Teamsters President James Hoffa has fired Sean O’Brien as the top negotiator on behalf of UPS Inc. and its UPS Freight employees after only six months, prompting the ousted director to write a blistering rebuke to the union leader.
In a letter Sept. 6, O’Brien wrote that Hoffa’s secretary e-mailed him a signed termination letter, rather than receiving the termination face to face, or via a phone call, from Hoffa. O’Brien further alleged that Hoffa vowed to let him represent UPS workers without any bureaucratic roadblocks — a promise Hoffa broke, he said.
“It has become painfully obvious that I would never be able to achieve that goal. Every time I reached out to a local that opposed you in the last election, I was taken to the woodshed by you or one of your minions,” O’Brien wrote. “My desire to include representatives from locals that opposed you in the last election were blocked and considered treasonous.”
O’Brien was to lead the negotiation on a contract expiring Aug. 31, 2018, that covers more than 250,000 employees.
His reference to opposition is a clear reference to Fred Zuckerman, head of Local 89 in Louisville, Ky., and the group Teamsters for a Democratic Union, which teamed up to campaign against the 72-year-old Hoffa in the 2016 general elections. Hoffa did earn a fifth term but won only by a 51.5% to 48.5% margin.

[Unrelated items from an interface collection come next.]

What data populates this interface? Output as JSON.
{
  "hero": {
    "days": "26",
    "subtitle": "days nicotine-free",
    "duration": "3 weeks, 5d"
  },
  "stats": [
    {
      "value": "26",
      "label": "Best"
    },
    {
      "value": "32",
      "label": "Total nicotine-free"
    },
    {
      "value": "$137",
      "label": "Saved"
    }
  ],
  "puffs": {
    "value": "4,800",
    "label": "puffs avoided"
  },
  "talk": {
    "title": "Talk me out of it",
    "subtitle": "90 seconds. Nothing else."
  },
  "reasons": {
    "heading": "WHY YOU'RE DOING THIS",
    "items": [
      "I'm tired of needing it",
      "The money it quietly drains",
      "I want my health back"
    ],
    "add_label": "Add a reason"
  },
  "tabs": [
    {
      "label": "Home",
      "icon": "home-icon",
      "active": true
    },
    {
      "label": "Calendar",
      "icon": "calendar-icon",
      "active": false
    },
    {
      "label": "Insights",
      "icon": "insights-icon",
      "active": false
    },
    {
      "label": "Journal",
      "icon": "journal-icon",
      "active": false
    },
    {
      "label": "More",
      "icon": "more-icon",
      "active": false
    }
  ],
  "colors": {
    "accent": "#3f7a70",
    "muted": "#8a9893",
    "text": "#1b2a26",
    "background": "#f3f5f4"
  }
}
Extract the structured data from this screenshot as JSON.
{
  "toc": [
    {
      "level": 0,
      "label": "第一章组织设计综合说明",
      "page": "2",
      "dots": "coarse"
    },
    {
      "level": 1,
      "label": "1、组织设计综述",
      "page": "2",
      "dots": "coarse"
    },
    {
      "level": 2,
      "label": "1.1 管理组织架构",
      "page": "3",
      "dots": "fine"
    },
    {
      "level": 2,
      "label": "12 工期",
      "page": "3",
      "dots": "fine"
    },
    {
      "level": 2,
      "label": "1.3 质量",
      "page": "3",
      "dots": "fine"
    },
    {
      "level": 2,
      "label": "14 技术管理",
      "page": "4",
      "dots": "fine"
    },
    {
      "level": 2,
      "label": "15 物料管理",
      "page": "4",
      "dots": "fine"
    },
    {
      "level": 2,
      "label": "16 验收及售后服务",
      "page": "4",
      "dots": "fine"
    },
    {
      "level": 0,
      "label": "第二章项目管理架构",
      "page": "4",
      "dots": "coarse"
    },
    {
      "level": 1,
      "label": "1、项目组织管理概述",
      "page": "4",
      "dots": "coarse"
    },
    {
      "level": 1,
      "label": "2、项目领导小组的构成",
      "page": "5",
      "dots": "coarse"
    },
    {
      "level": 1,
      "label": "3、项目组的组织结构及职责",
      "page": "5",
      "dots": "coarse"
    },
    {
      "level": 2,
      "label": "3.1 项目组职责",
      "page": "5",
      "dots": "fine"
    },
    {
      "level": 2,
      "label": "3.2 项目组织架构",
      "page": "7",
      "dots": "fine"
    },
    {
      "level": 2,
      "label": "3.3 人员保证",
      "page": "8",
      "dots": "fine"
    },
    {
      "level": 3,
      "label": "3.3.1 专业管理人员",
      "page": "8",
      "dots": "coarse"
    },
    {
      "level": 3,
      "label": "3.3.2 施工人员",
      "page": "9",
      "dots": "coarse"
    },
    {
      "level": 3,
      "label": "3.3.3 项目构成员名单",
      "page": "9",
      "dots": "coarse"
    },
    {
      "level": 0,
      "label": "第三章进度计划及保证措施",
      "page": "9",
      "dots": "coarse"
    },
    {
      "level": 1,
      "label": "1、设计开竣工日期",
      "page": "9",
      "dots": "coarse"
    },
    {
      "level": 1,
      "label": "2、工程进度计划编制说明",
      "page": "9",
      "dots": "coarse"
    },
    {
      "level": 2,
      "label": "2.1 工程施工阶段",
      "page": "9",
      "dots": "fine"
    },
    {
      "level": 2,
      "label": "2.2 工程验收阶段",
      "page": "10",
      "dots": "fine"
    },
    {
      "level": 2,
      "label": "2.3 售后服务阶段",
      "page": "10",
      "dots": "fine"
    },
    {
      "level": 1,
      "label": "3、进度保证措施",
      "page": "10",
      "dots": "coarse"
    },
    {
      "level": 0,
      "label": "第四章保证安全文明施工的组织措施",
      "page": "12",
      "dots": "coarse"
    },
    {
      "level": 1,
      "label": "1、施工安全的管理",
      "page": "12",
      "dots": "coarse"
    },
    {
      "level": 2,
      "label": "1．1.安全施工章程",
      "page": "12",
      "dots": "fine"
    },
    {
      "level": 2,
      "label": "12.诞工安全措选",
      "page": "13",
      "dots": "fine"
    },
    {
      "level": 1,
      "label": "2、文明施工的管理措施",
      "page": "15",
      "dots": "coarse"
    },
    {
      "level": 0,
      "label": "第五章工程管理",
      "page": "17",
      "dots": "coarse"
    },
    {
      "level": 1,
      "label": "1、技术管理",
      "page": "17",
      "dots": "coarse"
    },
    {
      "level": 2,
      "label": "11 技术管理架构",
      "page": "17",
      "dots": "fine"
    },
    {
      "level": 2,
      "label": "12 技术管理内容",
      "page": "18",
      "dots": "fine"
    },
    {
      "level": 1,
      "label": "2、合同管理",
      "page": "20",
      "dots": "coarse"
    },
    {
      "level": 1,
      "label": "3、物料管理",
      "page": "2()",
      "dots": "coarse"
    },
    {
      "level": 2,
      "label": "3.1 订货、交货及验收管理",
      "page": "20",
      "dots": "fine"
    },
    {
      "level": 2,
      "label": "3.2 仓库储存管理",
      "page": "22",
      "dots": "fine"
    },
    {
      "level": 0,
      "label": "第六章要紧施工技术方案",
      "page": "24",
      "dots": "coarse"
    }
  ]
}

TDU national organizer Ken Paff told Transport Topics that Hoffa couldn’t stand that O’Brien was warming up to the Zuckerman camp while representing workers in the UPS less-than-truckload and small-package divisions. Zuckerman’s Local 89 represents workers at the UPS Worldport hub, which processes an average of 1.6 million packages a day using 155 miles of conveyors, according to the parcel and freight carrier.
“I don’t care what side of the fence you were on in the last election. This is deplorable when you remove the lead negotiator because he is willing to stand up for the members and against the company,” Zuckerman said in a statement.
O’Brien said that his letter wasn’t an indictment of all Teamsters, praising Local 25 in Boston and Joint Council 10, which covers all of New England, which he led.
“But at the International, certain members of the staff have turned the UPS Division and the entire Teamsters Union into their personal playground,” O’Brien wrote. “It is a situation which you tolerate, and I don’t have the confidence that you have the will to change. I will not tolerate working in a bureaucracy geared for failure.”
He singled out Todd Thompson, a special assistant to the president, as one of the “full-time political hacks” meddling and interfering into policy decisions.
In a statement, Teamsters spokesman Bret Caldwell insisted that O’Brien’s dismissal wasn’t political in nature.
“General President Jim Hoffa made the decision to replace Mr. O’Brien in the best interest of the members at UPS and to move forward to achieve the best contract possible in 2018,” he wrote. “This was not a political decision, as it is being inaccurately portrayed. Mr. O’Brien was elected Eastern Region vice president on the Hoffa slate in November 2016 and continues to serve in that role. Our focus has been and remains on the day to day work on behalf of the members.”
Denis Taylor, leader of the Baltimore Local 355, was named as O’Brien’s replacement.
Caldwell called Taylor a “tremendous” labor leader who began his Teamsters career as a UPS driver.
O’Brien was tapped in April to succeed General Secretary-Treasurer Ken Hall, who said at the time: “Sean O’Brien’s extensive knowledge of the small-package industry and his tireless commitment to the membership are just two reasons that I wholeheartedly endorse his appointment.